Regarding research papers publication, more than 216 papers are published on reputable national and international peer reviewed journals over the last 5 years alone.
What can you say about the institute’s “University-Industry” linkage activities? Its work relations with other national and international partners?
One of the core missions of the institute is working closely with industries and product oriented companies. Therefore, we are collaborating with some industries including leather processing, textile industries and diagnostic material producing companies.
What are its challenges and constraints that hinder its academic and research activities?
With regard to our challenges and constraints, lack of funding for our projects and adequate working and laboratory spaces and facilities can be mentioned as major problems. Moreover, difficult procurement procedures, substandard quality of equipment and reagents, unavailability of reagents in local markets and lack of local suppliers, foreign currency issues, custom clearance , special handling unavailable as well as lack adequate lab engineers and technicians are some of our challenges in this sector.
What do you want to accomplish as biotech Institute in the short term and long term?
Our institute is undertaking its activities in line the plan designed to realize its visions. As part of its short/medium term activities, it envisions to carry out product development of some of its research outputs, strengthening its research and development infrastructure, formation of consortium of training in biotechnology, enlist local sister organizations to support PhD training/research, acquisition of laboratory reagents and consumable laboratory plasticware/glassware and acquisition of small lab equipment available on local market (such as freezers, fridges, Bunsen burners, etc)

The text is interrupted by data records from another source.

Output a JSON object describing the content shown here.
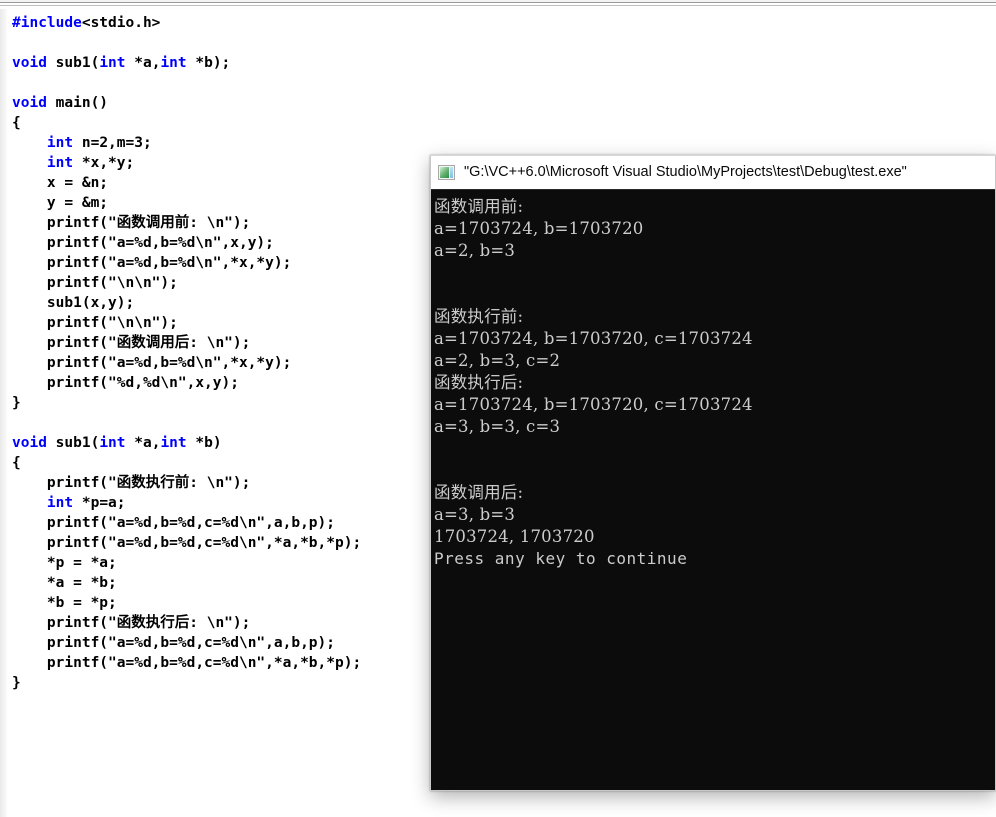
{
  "editor": {
    "name": "source-code-editor",
    "language": "c",
    "code_lines": [
      {
        "type": "code",
        "tokens": [
          {
            "t": "kw",
            "s": "#include"
          },
          {
            "t": "plain",
            "s": "<stdio.h>"
          }
        ]
      },
      {
        "type": "blank",
        "tokens": []
      },
      {
        "type": "code",
        "tokens": [
          {
            "t": "kw",
            "s": "void"
          },
          {
            "t": "plain",
            "s": " sub1("
          },
          {
            "t": "kw",
            "s": "int"
          },
          {
            "t": "plain",
            "s": " *a,"
          },
          {
            "t": "kw",
            "s": "int"
          },
          {
            "t": "plain",
            "s": " *b);"
          }
        ]
      },
      {
        "type": "blank",
        "tokens": []
      },
      {
        "type": "code",
        "tokens": [
          {
            "t": "kw",
            "s": "void"
          },
          {
            "t": "plain",
            "s": " main()"
          }
        ]
      },
      {
        "type": "code",
        "tokens": [
          {
            "t": "plain",
            "s": "{"
          }
        ]
      },
      {
        "type": "code",
        "tokens": [
          {
            "t": "plain",
            "s": "    "
          },
          {
            "t": "kw",
            "s": "int"
          },
          {
            "t": "plain",
            "s": " n=2,m=3;"
          }
        ]
      },
      {
        "type": "code",
        "tokens": [
          {
            "t": "plain",
            "s": "    "
          },
          {
            "t": "kw",
            "s": "int"
          },
          {
            "t": "plain",
            "s": " *x,*y;"
          }
        ]
      },
      {
        "type": "code",
        "tokens": [
          {
            "t": "plain",
            "s": "    x = &n;"
          }
        ]
      },
      {
        "type": "code",
        "tokens": [
          {
            "t": "plain",
            "s": "    y = &m;"
          }
        ]
      },
      {
        "type": "code",
        "tokens": [
          {
            "t": "plain",
            "s": "    printf(\"函数调用前: \\n\");"
          }
        ]
      },
      {
        "type": "code",
        "tokens": [
          {
            "t": "plain",
            "s": "    printf(\"a=%d,b=%d\\n\",x,y);"
          }
        ]
      },
      {
        "type": "code",
        "tokens": [
          {
            "t": "plain",
            "s": "    printf(\"a=%d,b=%d\\n\",*x,*y);"
          }
        ]
      },
      {
        "type": "code",
        "tokens": [
          {
            "t": "plain",
            "s": "    printf(\"\\n\\n\");"
          }
        ]
      },
      {
        "type": "code",
        "tokens": [
          {
            "t": "plain",
            "s": "    sub1(x,y);"
          }
        ]
      },
      {
        "type": "code",
        "tokens": [
          {
            "t": "plain",
            "s": "    printf(\"\\n\\n\");"
          }
        ]
      },
      {
        "type": "code",
        "tokens": [
          {
            "t": "plain",
            "s": "    printf(\"函数调用后: \\n\");"
          }
        ]
      },
      {
        "type": "code",
        "tokens": [
          {
            "t": "plain",
            "s": "    printf(\"a=%d,b=%d\\n\",*x,*y);"
          }
        ]
      },
      {
        "type": "code",
        "tokens": [
          {
            "t": "plain",
            "s": "    printf(\"%d,%d\\n\",x,y);"
          }
        ]
      },
      {
        "type": "code",
        "tokens": [
          {
            "t": "plain",
            "s": "}"
          }
        ]
      },
      {
        "type": "blank",
        "tokens": []
      },
      {
        "type": "code",
        "tokens": [
          {
            "t": "kw",
            "s": "void"
          },
          {
            "t": "plain",
            "s": " sub1("
          },
          {
            "t": "kw",
            "s": "int"
          },
          {
            "t": "plain",
            "s": " *a,"
          },
          {
            "t": "kw",
            "s": "int"
          },
          {
            "t": "plain",
            "s": " *b)"
          }
        ]
      },
      {
        "type": "code",
        "tokens": [
          {
            "t": "plain",
            "s": "{"
          }
        ]
      },
      {
        "type": "code",
        "tokens": [
          {
            "t": "plain",
            "s": "    printf(\"函数执行前: \\n\");"
          }
        ]
      },
      {
        "type": "code",
        "tokens": [
          {
            "t": "plain",
            "s": "    "
          },
          {
            "t": "kw",
            "s": "int"
          },
          {
            "t": "plain",
            "s": " *p=a;"
          }
        ]
      },
      {
        "type": "code",
        "tokens": [
          {
            "t": "plain",
            "s": "    printf(\"a=%d,b=%d,c=%d\\n\",a,b,p);"
          }
        ]
      },
      {
        "type": "code",
        "tokens": [
          {
            "t": "plain",
            "s": "    printf(\"a=%d,b=%d,c=%d\\n\",*a,*b,*p);"
          }
        ]
      },
      {
        "type": "code",
        "tokens": [
          {
            "t": "plain",
            "s": "    *p = *a;"
          }
        ]
      },
      {
        "type": "code",
        "tokens": [
          {
            "t": "plain",
            "s": "    *a = *b;"
          }
        ]
      },
      {
        "type": "code",
        "tokens": [
          {
            "t": "plain",
            "s": "    *b = *p;"
          }
        ]
      },
      {
        "type": "code",
        "tokens": [
          {
            "t": "plain",
            "s": "    printf(\"函数执行后: \\n\");"
          }
        ]
      },
      {
        "type": "code",
        "tokens": [
          {
            "t": "plain",
            "s": "    printf(\"a=%d,b=%d,c=%d\\n\",a,b,p);"
          }
        ]
      },
      {
        "type": "code",
        "tokens": [
          {
            "t": "plain",
            "s": "    printf(\"a=%d,b=%d,c=%d\\n\",*a,*b,*p);"
          }
        ]
      },
      {
        "type": "code",
        "tokens": [
          {
            "t": "plain",
            "s": "}"
          }
        ]
      }
    ]
  },
  "console": {
    "name": "console-window",
    "icon": "console-app-icon",
    "title": "\"G:\\VC++6.0\\Microsoft Visual Studio\\MyProjects\\test\\Debug\\test.exe\"",
    "output_lines": [
      {
        "text": "函数调用前:",
        "style": "serif"
      },
      {
        "text": "a=1703724, b=1703720",
        "style": "serif"
      },
      {
        "text": "a=2, b=3",
        "style": "serif"
      },
      {
        "text": "",
        "style": "serif"
      },
      {
        "text": "",
        "style": "serif"
      },
      {
        "text": "函数执行前:",
        "style": "serif"
      },
      {
        "text": "a=1703724, b=1703720, c=1703724",
        "style": "serif"
      },
      {
        "text": "a=2, b=3, c=2",
        "style": "serif"
      },
      {
        "text": "函数执行后:",
        "style": "serif"
      },
      {
        "text": "a=1703724, b=1703720, c=1703724",
        "style": "serif"
      },
      {
        "text": "a=3, b=3, c=3",
        "style": "serif"
      },
      {
        "text": "",
        "style": "serif"
      },
      {
        "text": "",
        "style": "serif"
      },
      {
        "text": "函数调用后:",
        "style": "serif"
      },
      {
        "text": "a=3, b=3",
        "style": "serif"
      },
      {
        "text": "1703724, 1703720",
        "style": "serif"
      },
      {
        "text": "Press any key to continue",
        "style": "mono"
      }
    ]
  },
  "colors": {
    "editor_background": "#ffffff",
    "code_text": "#000000",
    "code_keyword": "#0000ff",
    "console_background": "#0c0c0c",
    "console_text": "#cccccc",
    "titlebar_background": "#ffffff",
    "titlebar_text": "#0a0a0a"
  }
}
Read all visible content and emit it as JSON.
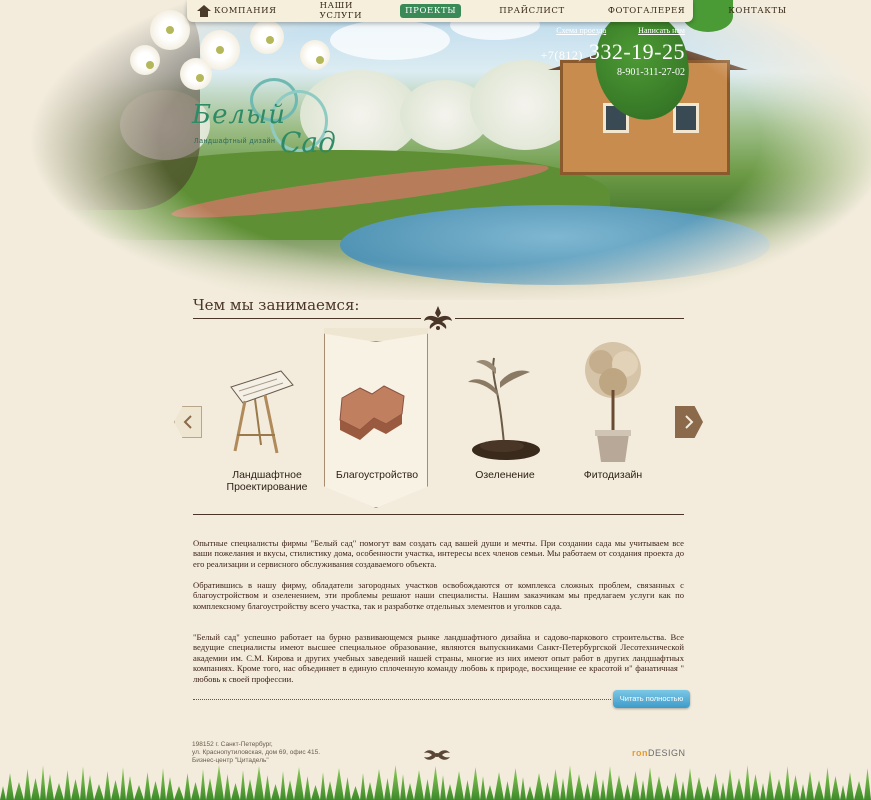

Furthermore, our long-term plans include increasing admission to its postgraduate programs, acquisition of state of the sciences laboratory equipment and furnishings, construction of full-fledged premises equipped with state-of-the-science facility and grounds that will house our institute and to realize our vision of becoming a leader institute in biotech training (teaching-learning) and research in Africa.